“This may be the first case to have contracted the infection from community exposure,” said DAK President Dr Nisar ul Hassan.
He said the elderly male hailing from Tangmarg area of Baramulla district had developed respiratory symptoms few days back and was admitted in SMHS hospital on Wednesday with Pneumonia. His test result came positive for the novel virus and was shifted to the designated COVID-19 center at Chest Disease hospital where he died on Sunday morning because of respiratory failure.
Dr Nisar said the deceased had no history of travel or contact with any positive case of novel coronavirus.
“This is significant because it means it is possible that the infection is spreading untraced in the local community,” he said adding that “it is also possible patient contracted the virus from someone who brought the infection back from another country.”
“But, at this time, the deceased exposure is unknown,” Dr Nisar said.
“We believe this to be a case of community transmission,” he added.
Dr Nisar said community transmission means when a person contracts the virus from an unknown source.
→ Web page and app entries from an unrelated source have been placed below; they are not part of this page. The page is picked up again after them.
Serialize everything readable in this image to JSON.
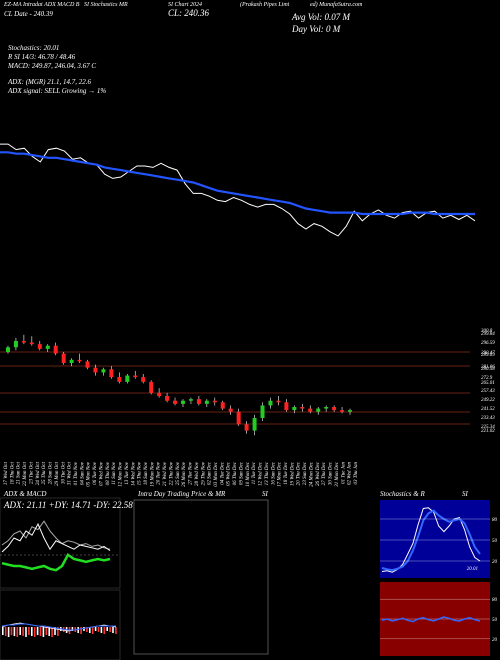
{
  "header": {
    "line1_a": "EZ-MA Intradat ADX MACD B",
    "line1_b": "SI Stochastics MR",
    "line1_c": "SI Chart 2024",
    "line1_d": "(Prakash Pipes Limi",
    "line1_e": "ed) MunafaSutra.com",
    "line2_a": "CL Date - 240.39",
    "close_label": "CL: 240.36",
    "avg_vol": "Avg Vol: 0.07  M",
    "day_vol": "Day Vol: 0   M",
    "stoch": "Stochastics: 20.01",
    "rsi": "R                 SI 14/3: 46.78 / 48.46",
    "macd": "MACD: 249.87, 246.04,  3.67 C",
    "adx": "ADX:                     (MGR) 21.1,  14.7,  22.6",
    "adx_signal": "ADX  signal: SELL  Growing → 1%"
  },
  "chart_data": [
    {
      "type": "line",
      "name": "price-vs-moving-average",
      "series": [
        {
          "color": "#ffffff",
          "values": [
            312,
            312,
            308,
            309,
            303,
            299,
            308,
            309,
            307,
            301,
            302,
            298,
            297,
            290,
            287,
            288,
            292,
            296,
            296,
            295,
            298,
            295,
            293,
            283,
            276,
            276,
            274,
            271,
            270,
            273,
            271,
            268,
            266,
            268,
            268,
            265,
            261,
            254,
            250,
            254,
            252,
            248,
            245,
            252,
            263,
            256,
            261,
            264,
            260,
            258,
            262,
            263,
            258,
            262,
            263,
            258,
            260,
            257,
            260,
            256
          ]
        },
        {
          "color": "#2255ff",
          "values": [
            306,
            306,
            305,
            305,
            304,
            303,
            302,
            302,
            301,
            300,
            299,
            298,
            297,
            295,
            294,
            293,
            292,
            291,
            290,
            289,
            288,
            287,
            286,
            285,
            284,
            282,
            280,
            278,
            277,
            276,
            275,
            274,
            273,
            272,
            271,
            270,
            269,
            267,
            265,
            264,
            263,
            262,
            262,
            262,
            262,
            261,
            261,
            261,
            261,
            261,
            261,
            262,
            262,
            262,
            261,
            261,
            261,
            261,
            261,
            261
          ]
        }
      ]
    },
    {
      "type": "candlestick",
      "name": "price-candles",
      "y_ticks": [
        "300.8",
        "299.84",
        "296.59",
        "290.47",
        "289.69",
        "281.06",
        "280.58",
        "272.9",
        "265.01",
        "257.43",
        "249.22",
        "241.52",
        "233.43",
        "225.34",
        "221.02"
      ],
      "dates": [
        "17 Wed",
        "18 Thu",
        "21 Sun",
        "22 Mon",
        "23 Tue",
        "24 Wed",
        "25 Thu",
        "28 Sun",
        "29 Mon",
        "30 Tue",
        "31 Wed",
        "01 Thu",
        "04 Sun",
        "05 Mon",
        "06 Tue",
        "07 Wed",
        "08 Thu",
        "11 Sun",
        "12 Mon",
        "13 Tue",
        "14 Wed",
        "15 Thu",
        "18 Sun",
        "19 Mon",
        "20 Tue",
        "21 Wed",
        "22 Thu",
        "25 Sun",
        "26 Mon",
        "27 Tue",
        "28 Wed",
        "29 Thu",
        "02 Sun",
        "03 Mon",
        "04 Tue",
        "05 Wed",
        "06 Thu",
        "09 Sun",
        "10 Mon",
        "11 Tue",
        "12 Wed",
        "13 Thu",
        "16 Sun",
        "17 Mon",
        "18 Tue",
        "19 Wed",
        "20 Thu",
        "23 Sun",
        "24 Mon",
        "26 Wed",
        "27 Thu",
        "30 Sun",
        "31 Mon",
        "01 Tue",
        "02 Wed",
        "03 Thu"
      ],
      "date_row2": [
        "Oct",
        "Oct",
        "Oct",
        "Oct",
        "Oct",
        "Oct",
        "Oct",
        "Oct",
        "Oct",
        "Oct",
        "Oct",
        "Nov",
        "Nov",
        "Nov",
        "Nov",
        "Nov",
        "Nov",
        "Nov",
        "Nov",
        "Nov",
        "Nov",
        "Nov",
        "Nov",
        "Nov",
        "Nov",
        "Nov",
        "Nov",
        "Nov",
        "Nov",
        "Nov",
        "Nov",
        "Nov",
        "Dec",
        "Dec",
        "Dec",
        "Dec",
        "Dec",
        "Dec",
        "Dec",
        "Dec",
        "Dec",
        "Dec",
        "Dec",
        "Dec",
        "Dec",
        "Dec",
        "Dec",
        "Dec",
        "Dec",
        "Dec",
        "Dec",
        "Dec",
        "Dec",
        "Jan",
        "Jan",
        "Jan"
      ],
      "candles": [
        [
          296,
          300,
          295,
          299
        ],
        [
          299,
          305,
          297,
          303
        ],
        [
          303,
          307,
          301,
          302
        ],
        [
          302,
          306,
          300,
          301
        ],
        [
          301,
          303,
          297,
          298
        ],
        [
          298,
          301,
          296,
          300
        ],
        [
          300,
          302,
          294,
          295
        ],
        [
          295,
          296,
          288,
          289
        ],
        [
          289,
          292,
          287,
          291
        ],
        [
          291,
          295,
          289,
          290
        ],
        [
          290,
          291,
          285,
          286
        ],
        [
          286,
          288,
          281,
          283
        ],
        [
          283,
          286,
          281,
          285
        ],
        [
          285,
          287,
          279,
          280
        ],
        [
          280,
          283,
          276,
          277
        ],
        [
          277,
          282,
          276,
          281
        ],
        [
          281,
          284,
          279,
          280
        ],
        [
          280,
          282,
          276,
          277
        ],
        [
          277,
          278,
          269,
          270
        ],
        [
          270,
          273,
          267,
          268
        ],
        [
          268,
          270,
          264,
          265
        ],
        [
          265,
          267,
          262,
          263
        ],
        [
          263,
          266,
          261,
          265
        ],
        [
          265,
          267,
          263,
          266
        ],
        [
          266,
          268,
          262,
          263
        ],
        [
          263,
          266,
          261,
          265
        ],
        [
          265,
          267,
          262,
          264
        ],
        [
          264,
          265,
          259,
          260
        ],
        [
          260,
          262,
          256,
          258
        ],
        [
          258,
          260,
          249,
          250
        ],
        [
          250,
          252,
          244,
          246
        ],
        [
          246,
          256,
          243,
          254
        ],
        [
          254,
          264,
          252,
          262
        ],
        [
          262,
          267,
          260,
          265
        ],
        [
          265,
          268,
          262,
          264
        ],
        [
          264,
          266,
          258,
          259
        ],
        [
          259,
          262,
          257,
          261
        ],
        [
          261,
          263,
          258,
          260
        ],
        [
          260,
          262,
          257,
          258
        ],
        [
          258,
          261,
          256,
          260
        ],
        [
          260,
          262,
          258,
          261
        ],
        [
          261,
          262,
          258,
          259
        ],
        [
          259,
          261,
          257,
          258
        ],
        [
          258,
          260,
          256,
          259
        ]
      ]
    },
    {
      "type": "line",
      "name": "adx-macd",
      "title": "ADX  & MACD",
      "readout": "ADX: 21.11  +DY: 14.71  -DY: 22.58"
    },
    {
      "type": "table",
      "name": "intraday",
      "title": "Intra  Day Trading Price  & MR",
      "title_b": "SI"
    },
    {
      "type": "line",
      "name": "stochastics",
      "title": "Stochastics & R",
      "title_b": "SI",
      "y_ticks": [
        "80",
        "50",
        "20"
      ],
      "last_label": "20.01",
      "series": [
        {
          "color": "#ffffff",
          "values": [
            5,
            6,
            4,
            8,
            15,
            30,
            45,
            72,
            95,
            96,
            90,
            70,
            62,
            70,
            80,
            82,
            65,
            40,
            25,
            20
          ]
        },
        {
          "color": "#3366ff",
          "values": [
            10,
            8,
            7,
            9,
            12,
            20,
            35,
            55,
            78,
            88,
            92,
            85,
            80,
            76,
            78,
            80,
            74,
            58,
            40,
            30
          ]
        }
      ]
    },
    {
      "type": "line",
      "name": "rsi",
      "y_ticks": [
        "80",
        "50",
        "20"
      ],
      "series": [
        {
          "color": "#3366ff",
          "values": [
            48,
            50,
            47,
            49,
            51,
            48,
            46,
            50,
            52,
            49,
            47,
            50,
            53,
            51,
            48,
            47,
            50,
            52,
            49,
            47
          ]
        }
      ]
    }
  ]
}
The individual picks up the infection without having travelled to countries where the virus is circulating or having been in contact with a confirmed case.
He said the need of the hour is swifter and wider testing that should not be limited to those who travelled abroad or their direct contacts.
“This would be important for determining if there is an actual burden of community transmission that would allow us to take the right decision regarding our response going forward.”
“The testing should be available for people who have severe respiratory illness and hospitalized patients with pneumonia irrespective of history of travel or contact.”
“Right now, we have a very restrictive testing criterion.
While the testing rate in South Korea is 6,931 tests per one million people, the testing rate in India is just 18 tests per million people,” said Dr Nisar.